Connecting via Zoom, we’re usu- ally robbed of the details that help bring these words to life, but ever the storyteller, Teezo kindly fills in the blanks. “It’s like a $5-a-night motel,” he drawls on his current backdrop in Dallas, with a distinct Texan twang. “I was awakened by a car alarm at six in the morning. The floors are a little moist and the sheets are too, I’m not sure if there’s a little mould going on here. Also the room smells like onions because we had Wha- taburger.”
Simultaneously revealing and concealing, he often interviews as one of his alter-egos Eu- gnious Hanes – his “left- and right-hand man” who speaks with a Nasally southern accent – but today is totally Teezo, face obscured by sunglasses, a mousy brown wig, and a hat that has been nailed within an inch of its life. “It’s very person- al,” he shares on his signature style. “My dad is a maintenance man, so I got the nails and chains from his house. It’s very DIY.”
Much like his looks, Teezo’s mu- sic is a mind-warping blend of indie rock, trap, rap, ska, elec- tropop, country, throwing in the kitchen sink for good measure too – a sound he’s been concoct- ing since middle school, when he started experimenting and produced his first song. “My dad was DJ and I remember in fourth grade I learned how to do this new technique called chopping and screwing, where they slow down the pitch and repeat it,” he recalls. “So I started DJing and then in middle school my dad built my home studio, it was just a box, but that’s when I started produc- tion on raps songs.”
Bouncing through sounds from track to track, “Social Cues” answers the burning question: ‘What would an uplifting indie rock anthem sound like if it was made in the 80s?’ over which he croons, ‘I may be missing a few screws/ I may miss a few social cues, I’m so confused’. The funky mellow ska-inflected “Strong Friend” reminds you to check in on your strong friend, while “Bad Enough” melds country and rock with Teezo appearing in an outfit that looks like a high school jock and emo had a baby. In fact, the only constant is the graffitied garage doors that act as the backdrop of Teezo’s lo-fi music videos.

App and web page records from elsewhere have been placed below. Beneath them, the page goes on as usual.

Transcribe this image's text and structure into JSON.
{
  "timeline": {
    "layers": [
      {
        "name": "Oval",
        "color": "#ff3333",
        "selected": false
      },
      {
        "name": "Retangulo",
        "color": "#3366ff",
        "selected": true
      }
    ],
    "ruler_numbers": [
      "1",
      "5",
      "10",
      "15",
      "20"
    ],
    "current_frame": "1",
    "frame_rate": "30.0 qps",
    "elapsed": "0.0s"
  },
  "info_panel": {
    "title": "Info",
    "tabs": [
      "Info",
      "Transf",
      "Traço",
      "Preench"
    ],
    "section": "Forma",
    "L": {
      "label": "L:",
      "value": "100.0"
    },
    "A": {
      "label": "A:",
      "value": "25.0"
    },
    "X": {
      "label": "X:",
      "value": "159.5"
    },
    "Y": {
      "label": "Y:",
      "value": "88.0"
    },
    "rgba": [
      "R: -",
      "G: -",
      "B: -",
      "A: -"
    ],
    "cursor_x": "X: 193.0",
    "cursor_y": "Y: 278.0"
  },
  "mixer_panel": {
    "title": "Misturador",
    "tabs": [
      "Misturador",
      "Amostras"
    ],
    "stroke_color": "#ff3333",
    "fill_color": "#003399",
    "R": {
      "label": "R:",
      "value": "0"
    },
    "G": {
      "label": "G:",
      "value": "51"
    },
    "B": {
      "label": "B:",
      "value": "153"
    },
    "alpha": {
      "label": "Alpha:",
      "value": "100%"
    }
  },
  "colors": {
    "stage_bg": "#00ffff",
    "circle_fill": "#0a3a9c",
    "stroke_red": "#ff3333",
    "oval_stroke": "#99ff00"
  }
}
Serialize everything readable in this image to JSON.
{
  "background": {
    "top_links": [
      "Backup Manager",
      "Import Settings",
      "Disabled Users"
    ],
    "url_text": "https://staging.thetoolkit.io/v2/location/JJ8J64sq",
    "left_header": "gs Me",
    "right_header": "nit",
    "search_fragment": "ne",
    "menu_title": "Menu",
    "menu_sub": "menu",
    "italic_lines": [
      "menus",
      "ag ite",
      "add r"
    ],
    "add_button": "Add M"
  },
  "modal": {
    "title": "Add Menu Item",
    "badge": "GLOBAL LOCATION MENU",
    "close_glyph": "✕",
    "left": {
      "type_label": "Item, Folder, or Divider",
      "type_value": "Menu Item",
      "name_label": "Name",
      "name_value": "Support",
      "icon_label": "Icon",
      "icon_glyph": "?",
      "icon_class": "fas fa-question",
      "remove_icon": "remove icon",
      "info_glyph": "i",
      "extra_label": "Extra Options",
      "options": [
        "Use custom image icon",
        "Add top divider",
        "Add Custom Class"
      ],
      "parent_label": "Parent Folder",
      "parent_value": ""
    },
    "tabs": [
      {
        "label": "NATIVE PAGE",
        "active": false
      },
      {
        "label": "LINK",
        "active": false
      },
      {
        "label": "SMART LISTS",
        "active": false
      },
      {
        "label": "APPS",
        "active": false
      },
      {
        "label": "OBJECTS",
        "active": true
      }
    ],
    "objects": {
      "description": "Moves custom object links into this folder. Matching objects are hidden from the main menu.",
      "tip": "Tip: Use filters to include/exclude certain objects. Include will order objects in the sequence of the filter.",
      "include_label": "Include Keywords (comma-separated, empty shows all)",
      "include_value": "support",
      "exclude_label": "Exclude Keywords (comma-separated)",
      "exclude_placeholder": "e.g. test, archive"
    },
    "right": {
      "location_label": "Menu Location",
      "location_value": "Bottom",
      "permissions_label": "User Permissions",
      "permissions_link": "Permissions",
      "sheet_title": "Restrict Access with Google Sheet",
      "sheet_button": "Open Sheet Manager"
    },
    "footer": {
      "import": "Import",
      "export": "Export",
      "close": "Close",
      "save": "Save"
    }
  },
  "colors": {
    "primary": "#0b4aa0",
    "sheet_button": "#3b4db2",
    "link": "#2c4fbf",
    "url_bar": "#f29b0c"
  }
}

“I always hear there’s nothing new under the sun and I try to challenge that every day,” the artist muses. “Before they invented rock and roll, it wasn’t there. So I just feel like I’m chasing, I don’t know what I’m chasing, but I’m chasing something.” As hard as you might try, Teezo is unbox- able, it’s like trying to fit a square peg in a Tetrakaidecagon-shaped (14-sided polygon) hole, i.e. im- possible. “You don’t have to con- fine yourself to alternative. I think everyone is alternative, there’s no other person like you and you’re not going to find no one else like you, so you are the alternative. There’s nothing exactly the same so everything is alternative to me.”
Fully aware of his lane and what he has to offer, Teezo’s Instagram bio reads: “Don’t worry you’re early,” a tongue-in-cheek nod to those only just getting on board. When will people be ‘on time’? Never. “There’s always going to be someone who doesn’t know who I am. I’m a new artist to someone every day, you never stop being a new artist,” he explains. Obsessed with music, interviews, and research, the artist himself is still discover- ing new old talents, referencing iconic Black British photographer Dennis Morris – known for his iconic portraits of Bob Marley and the Sex Pistols. As the interview wraps up, he re- veals his own “interviews’ he wrote about himself years ago -there’s that storytelling again - from the depths of his iPhone notes.
Where next for the Texan native? “Tomorrow, the unknown of tomorrow,” he says is what he’s looking forward to. “I just bought my first guitar, my first guitar amp and speakers. What I’m excited about is learning to play and getting a good show to give to the people who are invested in me or people who don’t know who I am and giving them a great show. I’m excited to be the best performer that I can be and the best songwriter that I can be. I’m excited that I’m still growing and not complacent. I’m still learning and I still get excited for ideas, so I’m excited for tomorrow, whatever it is.”
The conversation ends with a short story, sage advice from Teezo’s father on making it in the creative industry. “On Mon- day, my dad woke me up at 6:45 in the morning and said ‘Yesterday, y’all sat there and did nothing, just watching shows. If you wanna be famous, you gotta do famous shit.’ And that was the most productive day I’ve had in a long time. So I can’t wait to go back home and do more famous shit.”